THE TASK: Copy the full listing, changing nothing.

DATA SUPPLIED:

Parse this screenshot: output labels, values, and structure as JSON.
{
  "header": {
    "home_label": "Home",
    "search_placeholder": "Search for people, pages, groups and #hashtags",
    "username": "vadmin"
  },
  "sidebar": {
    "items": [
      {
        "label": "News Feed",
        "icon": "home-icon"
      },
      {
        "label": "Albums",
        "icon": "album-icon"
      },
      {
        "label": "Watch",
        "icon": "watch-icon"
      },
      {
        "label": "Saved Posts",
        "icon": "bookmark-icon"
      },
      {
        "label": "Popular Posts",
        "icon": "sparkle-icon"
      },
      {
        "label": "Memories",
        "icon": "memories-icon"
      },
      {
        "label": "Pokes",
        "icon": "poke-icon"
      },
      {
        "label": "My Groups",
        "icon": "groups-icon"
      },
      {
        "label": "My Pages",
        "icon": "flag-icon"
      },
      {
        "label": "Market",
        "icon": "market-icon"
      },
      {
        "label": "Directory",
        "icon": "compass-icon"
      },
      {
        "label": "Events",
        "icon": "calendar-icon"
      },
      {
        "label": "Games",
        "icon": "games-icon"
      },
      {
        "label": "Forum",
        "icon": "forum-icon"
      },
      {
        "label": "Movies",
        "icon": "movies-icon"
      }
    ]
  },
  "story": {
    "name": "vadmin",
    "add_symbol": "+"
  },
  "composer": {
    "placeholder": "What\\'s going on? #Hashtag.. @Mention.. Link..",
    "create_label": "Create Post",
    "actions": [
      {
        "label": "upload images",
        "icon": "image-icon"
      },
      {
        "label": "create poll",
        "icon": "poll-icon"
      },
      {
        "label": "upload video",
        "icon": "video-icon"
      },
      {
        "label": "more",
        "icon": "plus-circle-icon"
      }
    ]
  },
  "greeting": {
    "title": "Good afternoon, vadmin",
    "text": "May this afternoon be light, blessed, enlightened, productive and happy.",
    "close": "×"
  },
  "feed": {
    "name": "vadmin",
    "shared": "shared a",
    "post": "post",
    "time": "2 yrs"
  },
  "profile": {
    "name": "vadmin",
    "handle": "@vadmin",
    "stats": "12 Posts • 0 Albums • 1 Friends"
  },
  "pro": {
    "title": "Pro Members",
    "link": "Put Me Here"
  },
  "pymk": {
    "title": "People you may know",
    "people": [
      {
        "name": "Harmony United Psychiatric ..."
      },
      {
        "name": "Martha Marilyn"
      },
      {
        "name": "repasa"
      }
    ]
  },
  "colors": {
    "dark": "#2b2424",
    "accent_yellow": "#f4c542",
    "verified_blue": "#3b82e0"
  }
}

ANSWER BOX:
Parse this screenshot: output labels, values, and structure as JSON.
{
  "header": {
    "home_label": "Home",
    "search_placeholder": "Search for people, pages, groups and #hashtags",
    "username": "vadmin"
  },
  "sidebar": {
    "items": [
      {
        "label": "News Feed",
        "icon": "home-icon"
      },
      {
        "label": "Albums",
        "icon": "album-icon"
      },
      {
        "label": "Watch",
        "icon": "watch-icon"
      },
      {
        "label": "Saved Posts",
        "icon": "bookmark-icon"
      },
      {
        "label": "Popular Posts",
        "icon": "sparkle-icon"
      },
      {
        "label": "Memories",
        "icon": "memories-icon"
      },
      {
        "label": "Pokes",
        "icon": "poke-icon"
      },
      {
        "label": "My Groups",
        "icon": "groups-icon"
      },
      {
        "label": "My Pages",
        "icon": "flag-icon"
      },
      {
        "label": "Market",
        "icon": "market-icon"
      },
      {
        "label": "Directory",
        "icon": "compass-icon"
      },
      {
        "label": "Events",
        "icon": "calendar-icon"
      },
      {
        "label": "Games",
        "icon": "games-icon"
      },
      {
        "label": "Forum",
        "icon": "forum-icon"
      },
      {
        "label": "Movies",
        "icon": "movies-icon"
      }
    ]
  },
  "story": {
    "name": "vadmin",
    "add_symbol": "+"
  },
  "composer": {
    "placeholder": "What\\'s going on? #Hashtag.. @Mention.. Link..",
    "create_label": "Create Post",
    "actions": [
      {
        "label": "upload images",
        "icon": "image-icon"
      },
      {
        "label": "create poll",
        "icon": "poll-icon"
      },
      {
        "label": "upload video",
        "icon": "video-icon"
      },
      {
        "label": "more",
        "icon": "plus-circle-icon"
      }
    ]
  },
  "greeting": {
    "title": "Good afternoon, vadmin",
    "text": "May this afternoon be light, blessed, enlightened, productive and happy.",
    "close": "×"
  },
  "feed": {
    "name": "vadmin",
    "shared": "shared a",
    "post": "post",
    "time": "2 yrs"
  },
  "profile": {
    "name": "vadmin",
    "handle": "@vadmin",
    "stats": "12 Posts • 0 Albums • 1 Friends"
  },
  "pro": {
    "title": "Pro Members",
    "link": "Put Me Here"
  },
  "pymk": {
    "title": "People you may know",
    "people": [
      {
        "name": "Harmony United Psychiatric ..."
      },
      {
        "name": "Martha Marilyn"
      },
      {
        "name": "repasa"
      }
    ]
  },
  "colors": {
    "dark": "#2b2424",
    "accent_yellow": "#f4c542",
    "verified_blue": "#3b82e0"
  }
}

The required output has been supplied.